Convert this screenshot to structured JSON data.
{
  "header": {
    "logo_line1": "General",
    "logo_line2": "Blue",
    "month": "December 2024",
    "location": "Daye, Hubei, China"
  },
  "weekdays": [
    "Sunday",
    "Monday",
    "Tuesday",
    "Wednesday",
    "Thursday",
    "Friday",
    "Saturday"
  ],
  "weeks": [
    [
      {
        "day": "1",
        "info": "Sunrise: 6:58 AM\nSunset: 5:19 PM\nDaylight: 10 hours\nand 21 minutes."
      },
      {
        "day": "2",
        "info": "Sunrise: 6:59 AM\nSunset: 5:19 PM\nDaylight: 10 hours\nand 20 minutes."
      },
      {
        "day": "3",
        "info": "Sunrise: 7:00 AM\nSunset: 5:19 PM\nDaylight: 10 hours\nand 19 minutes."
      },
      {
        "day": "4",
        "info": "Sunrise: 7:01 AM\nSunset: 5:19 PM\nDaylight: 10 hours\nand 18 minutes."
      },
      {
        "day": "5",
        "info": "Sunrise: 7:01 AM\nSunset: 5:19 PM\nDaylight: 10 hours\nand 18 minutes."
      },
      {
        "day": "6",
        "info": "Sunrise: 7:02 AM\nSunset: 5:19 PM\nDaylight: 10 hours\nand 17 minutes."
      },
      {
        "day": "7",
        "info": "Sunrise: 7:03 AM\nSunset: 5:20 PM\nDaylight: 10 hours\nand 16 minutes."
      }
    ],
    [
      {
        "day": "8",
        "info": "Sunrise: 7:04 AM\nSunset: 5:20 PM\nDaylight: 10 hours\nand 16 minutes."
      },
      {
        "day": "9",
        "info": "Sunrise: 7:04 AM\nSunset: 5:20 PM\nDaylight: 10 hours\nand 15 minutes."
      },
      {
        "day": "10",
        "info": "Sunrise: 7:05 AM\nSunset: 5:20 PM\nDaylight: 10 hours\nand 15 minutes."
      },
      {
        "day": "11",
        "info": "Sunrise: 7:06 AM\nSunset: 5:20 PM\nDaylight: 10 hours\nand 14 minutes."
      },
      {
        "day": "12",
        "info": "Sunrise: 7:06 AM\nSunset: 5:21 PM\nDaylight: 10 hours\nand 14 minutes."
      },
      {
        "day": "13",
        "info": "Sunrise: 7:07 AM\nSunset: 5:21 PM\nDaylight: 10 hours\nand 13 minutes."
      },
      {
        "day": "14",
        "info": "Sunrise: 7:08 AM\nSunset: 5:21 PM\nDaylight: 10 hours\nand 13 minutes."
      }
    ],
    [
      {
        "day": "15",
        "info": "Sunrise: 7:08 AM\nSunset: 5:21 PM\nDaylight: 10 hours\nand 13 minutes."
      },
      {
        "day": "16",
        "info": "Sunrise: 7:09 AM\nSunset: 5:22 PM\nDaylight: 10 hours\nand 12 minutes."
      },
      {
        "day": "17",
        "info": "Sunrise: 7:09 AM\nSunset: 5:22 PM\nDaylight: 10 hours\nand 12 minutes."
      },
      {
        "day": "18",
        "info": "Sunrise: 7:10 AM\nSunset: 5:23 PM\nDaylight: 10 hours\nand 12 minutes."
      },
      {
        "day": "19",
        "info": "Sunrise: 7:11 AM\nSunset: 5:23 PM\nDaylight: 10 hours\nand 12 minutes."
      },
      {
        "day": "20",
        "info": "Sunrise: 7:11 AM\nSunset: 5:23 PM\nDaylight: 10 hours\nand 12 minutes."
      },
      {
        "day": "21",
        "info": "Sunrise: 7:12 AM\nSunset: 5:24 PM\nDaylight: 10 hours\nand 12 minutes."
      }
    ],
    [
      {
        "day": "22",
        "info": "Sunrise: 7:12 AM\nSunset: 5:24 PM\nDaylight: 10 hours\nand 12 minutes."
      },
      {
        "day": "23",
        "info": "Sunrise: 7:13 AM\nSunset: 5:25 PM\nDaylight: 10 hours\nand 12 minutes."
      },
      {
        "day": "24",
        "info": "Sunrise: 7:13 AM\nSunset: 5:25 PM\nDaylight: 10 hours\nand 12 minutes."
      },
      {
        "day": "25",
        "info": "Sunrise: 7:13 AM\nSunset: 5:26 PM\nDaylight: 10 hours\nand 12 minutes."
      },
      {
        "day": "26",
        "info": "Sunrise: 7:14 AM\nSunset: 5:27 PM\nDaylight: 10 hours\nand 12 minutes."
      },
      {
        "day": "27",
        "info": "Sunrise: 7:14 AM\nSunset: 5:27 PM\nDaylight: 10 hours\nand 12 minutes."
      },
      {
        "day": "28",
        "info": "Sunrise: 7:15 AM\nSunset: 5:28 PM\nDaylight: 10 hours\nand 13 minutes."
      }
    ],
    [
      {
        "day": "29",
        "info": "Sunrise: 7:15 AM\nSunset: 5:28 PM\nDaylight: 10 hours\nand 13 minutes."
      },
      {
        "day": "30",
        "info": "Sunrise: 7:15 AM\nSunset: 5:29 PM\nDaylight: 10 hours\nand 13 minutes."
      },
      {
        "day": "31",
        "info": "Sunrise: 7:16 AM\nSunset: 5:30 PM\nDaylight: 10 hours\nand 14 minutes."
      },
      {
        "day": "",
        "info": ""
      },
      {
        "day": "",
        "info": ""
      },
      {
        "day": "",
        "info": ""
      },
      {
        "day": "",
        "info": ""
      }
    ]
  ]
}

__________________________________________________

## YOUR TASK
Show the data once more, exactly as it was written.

## YOUR SOLUTION
Convert this screenshot to structured JSON data.
{
  "header": {
    "logo_line1": "General",
    "logo_line2": "Blue",
    "month": "December 2024",
    "location": "Daye, Hubei, China"
  },
  "weekdays": [
    "Sunday",
    "Monday",
    "Tuesday",
    "Wednesday",
    "Thursday",
    "Friday",
    "Saturday"
  ],
  "weeks": [
    [
      {
        "day": "1",
        "info": "Sunrise: 6:58 AM\nSunset: 5:19 PM\nDaylight: 10 hours\nand 21 minutes."
      },
      {
        "day": "2",
        "info": "Sunrise: 6:59 AM\nSunset: 5:19 PM\nDaylight: 10 hours\nand 20 minutes."
      },
      {
        "day": "3",
        "info": "Sunrise: 7:00 AM\nSunset: 5:19 PM\nDaylight: 10 hours\nand 19 minutes."
      },
      {
        "day": "4",
        "info": "Sunrise: 7:01 AM\nSunset: 5:19 PM\nDaylight: 10 hours\nand 18 minutes."
      },
      {
        "day": "5",
        "info": "Sunrise: 7:01 AM\nSunset: 5:19 PM\nDaylight: 10 hours\nand 18 minutes."
      },
      {
        "day": "6",
        "info": "Sunrise: 7:02 AM\nSunset: 5:19 PM\nDaylight: 10 hours\nand 17 minutes."
      },
      {
        "day": "7",
        "info": "Sunrise: 7:03 AM\nSunset: 5:20 PM\nDaylight: 10 hours\nand 16 minutes."
      }
    ],
    [
      {
        "day": "8",
        "info": "Sunrise: 7:04 AM\nSunset: 5:20 PM\nDaylight: 10 hours\nand 16 minutes."
      },
      {
        "day": "9",
        "info": "Sunrise: 7:04 AM\nSunset: 5:20 PM\nDaylight: 10 hours\nand 15 minutes."
      },
      {
        "day": "10",
        "info": "Sunrise: 7:05 AM\nSunset: 5:20 PM\nDaylight: 10 hours\nand 15 minutes."
      },
      {
        "day": "11",
        "info": "Sunrise: 7:06 AM\nSunset: 5:20 PM\nDaylight: 10 hours\nand 14 minutes."
      },
      {
        "day": "12",
        "info": "Sunrise: 7:06 AM\nSunset: 5:21 PM\nDaylight: 10 hours\nand 14 minutes."
      },
      {
        "day": "13",
        "info": "Sunrise: 7:07 AM\nSunset: 5:21 PM\nDaylight: 10 hours\nand 13 minutes."
      },
      {
        "day": "14",
        "info": "Sunrise: 7:08 AM\nSunset: 5:21 PM\nDaylight: 10 hours\nand 13 minutes."
      }
    ],
    [
      {
        "day": "15",
        "info": "Sunrise: 7:08 AM\nSunset: 5:21 PM\nDaylight: 10 hours\nand 13 minutes."
      },
      {
        "day": "16",
        "info": "Sunrise: 7:09 AM\nSunset: 5:22 PM\nDaylight: 10 hours\nand 12 minutes."
      },
      {
        "day": "17",
        "info": "Sunrise: 7:09 AM\nSunset: 5:22 PM\nDaylight: 10 hours\nand 12 minutes."
      },
      {
        "day": "18",
        "info": "Sunrise: 7:10 AM\nSunset: 5:23 PM\nDaylight: 10 hours\nand 12 minutes."
      },
      {
        "day": "19",
        "info": "Sunrise: 7:11 AM\nSunset: 5:23 PM\nDaylight: 10 hours\nand 12 minutes."
      },
      {
        "day": "20",
        "info": "Sunrise: 7:11 AM\nSunset: 5:23 PM\nDaylight: 10 hours\nand 12 minutes."
      },
      {
        "day": "21",
        "info": "Sunrise: 7:12 AM\nSunset: 5:24 PM\nDaylight: 10 hours\nand 12 minutes."
      }
    ],
    [
      {
        "day": "22",
        "info": "Sunrise: 7:12 AM\nSunset: 5:24 PM\nDaylight: 10 hours\nand 12 minutes."
      },
      {
        "day": "23",
        "info": "Sunrise: 7:13 AM\nSunset: 5:25 PM\nDaylight: 10 hours\nand 12 minutes."
      },
      {
        "day": "24",
        "info": "Sunrise: 7:13 AM\nSunset: 5:25 PM\nDaylight: 10 hours\nand 12 minutes."
      },
      {
        "day": "25",
        "info": "Sunrise: 7:13 AM\nSunset: 5:26 PM\nDaylight: 10 hours\nand 12 minutes."
      },
      {
        "day": "26",
        "info": "Sunrise: 7:14 AM\nSunset: 5:27 PM\nDaylight: 10 hours\nand 12 minutes."
      },
      {
        "day": "27",
        "info": "Sunrise: 7:14 AM\nSunset: 5:27 PM\nDaylight: 10 hours\nand 12 minutes."
      },
      {
        "day": "28",
        "info": "Sunrise: 7:15 AM\nSunset: 5:28 PM\nDaylight: 10 hours\nand 13 minutes."
      }
    ],
    [
      {
        "day": "29",
        "info": "Sunrise: 7:15 AM\nSunset: 5:28 PM\nDaylight: 10 hours\nand 13 minutes."
      },
      {
        "day": "30",
        "info": "Sunrise: 7:15 AM\nSunset: 5:29 PM\nDaylight: 10 hours\nand 13 minutes."
      },
      {
        "day": "31",
        "info": "Sunrise: 7:16 AM\nSunset: 5:30 PM\nDaylight: 10 hours\nand 14 minutes."
      },
      {
        "day": "",
        "info": ""
      },
      {
        "day": "",
        "info": ""
      },
      {
        "day": "",
        "info": ""
      },
      {
        "day": "",
        "info": ""
      }
    ]
  ]
}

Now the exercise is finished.